These are considerable issues indeed. But even if we deal with this issue and, amongst other things, make sure that the help people can get is properly-communicated to them – as we have recommended in our Report – this still leaves one fundamental issue. The whole package of support people are entitled to is just not sufficient to meet their needs.
Successive governments have only ever expanded support in a haphazard and reactive way, and there has never been a holistic, independent and objective assessment of what support is necessary to meet their needs. Most of those with Hepatitis C, for example – those in “stage 1”, or chronic, Hepatitis C – do not get any ongoing payments whatsoever on the dubious grounds that they are not in a state of ongoing need. Neither are the widows/widowers of Hepatitis C infectees – even though the widows of HIV infectees are, despite both surely having sacrificed similar amounts to support their partners.
This system, in sum, desperately needs overhauling. Among other things, widows and those with stage 1 Hepatitis C deserve the dignity of an ongoing payments system that meets their needs; all beneficiaries deserve the dignity of an independent assessment of their needs which accounts for the additional costs of living with HIV and Hepatitis C; and those currently jumping through hoops to access payments deserve a better, more dignified way of applying for support. And most of all, they deserve the dignity of a public apology from the prime minister. Our feelings are summed up best by a Hepatitis C infectee quoted at the head of our inquiry report:
You can’t give us back our health. But you can give us back our dignity. This tortured road has been too long for many of us. But for the rest of us, please let this be the final road to closure.
Our report does not set out all that is necessary to set things right. But our hope, after all that has been done to those affected, is that in conjunction with other moves taking place, we will soon arrive at a settlement which finally enables them to live the rest of their lives in dignity.
Diana Johnson MP is co-chair of the All-Party Parliamentary Group (APPG) on Haemophilia and Contaminated Blood, which has just published a report into the current support for individuals affected by the contaminated blood scandal.
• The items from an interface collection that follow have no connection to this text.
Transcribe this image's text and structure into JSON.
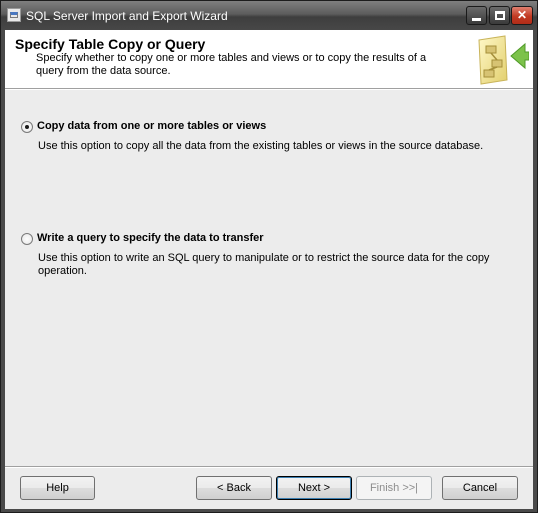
{
  "window": {
    "title": "SQL Server Import and Export Wizard"
  },
  "header": {
    "title": "Specify Table Copy or Query",
    "description": "Specify whether to copy one or more tables and views or to copy the results of a query from the data source."
  },
  "options": [
    {
      "label": "Copy data from one or more tables or views",
      "description": "Use this option to copy all the data from the existing tables or views in the source database.",
      "selected": true
    },
    {
      "label": "Write a query to specify the data to transfer",
      "description": "Use this option to write an SQL query to manipulate or to restrict the source data for the copy operation.",
      "selected": false
    }
  ],
  "buttons": {
    "help": "Help",
    "back": "< Back",
    "next": "Next >",
    "finish": "Finish >>|",
    "cancel": "Cancel"
  }
}
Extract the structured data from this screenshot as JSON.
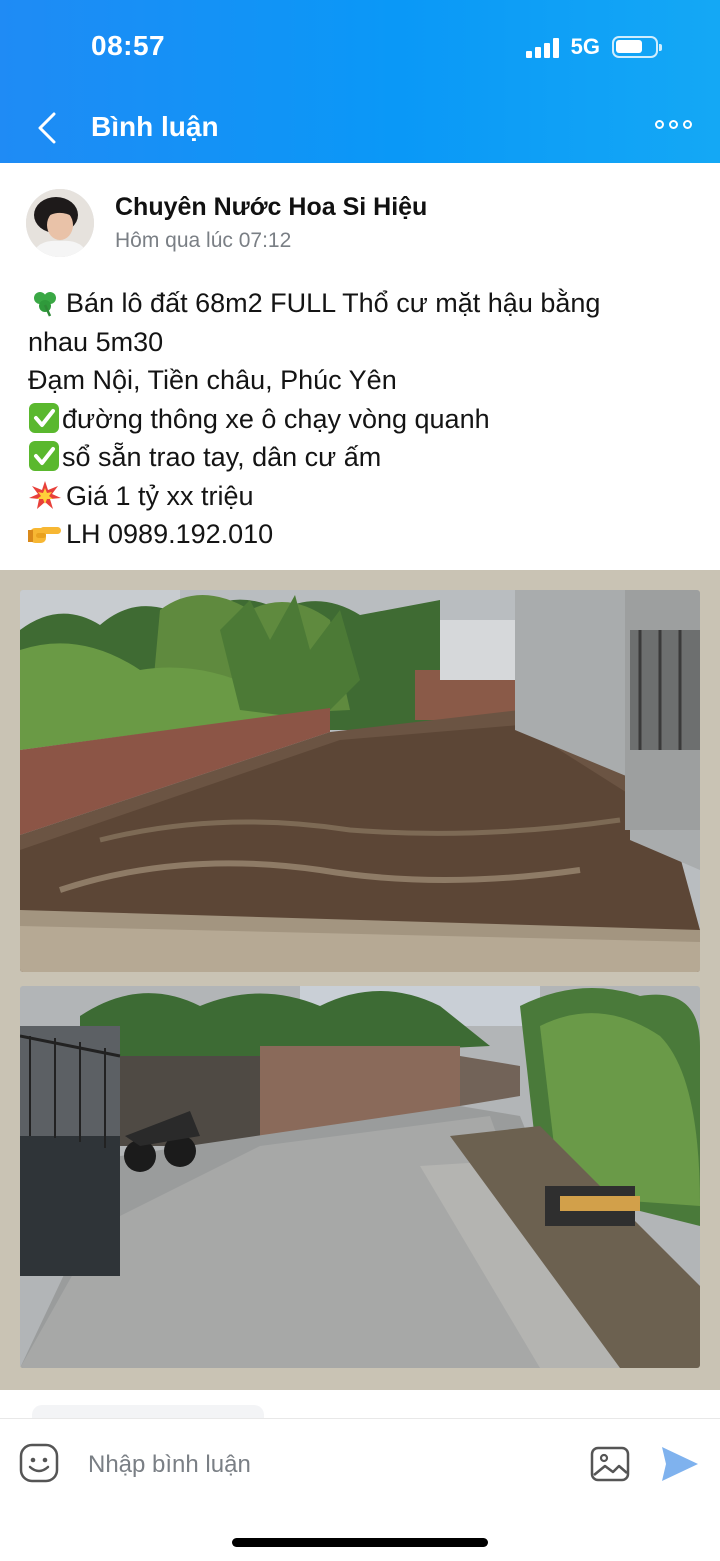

There will be a Backbench Business Debate on the issue on Thursday 15 January. The report is available to download from the Haemophilia Society website.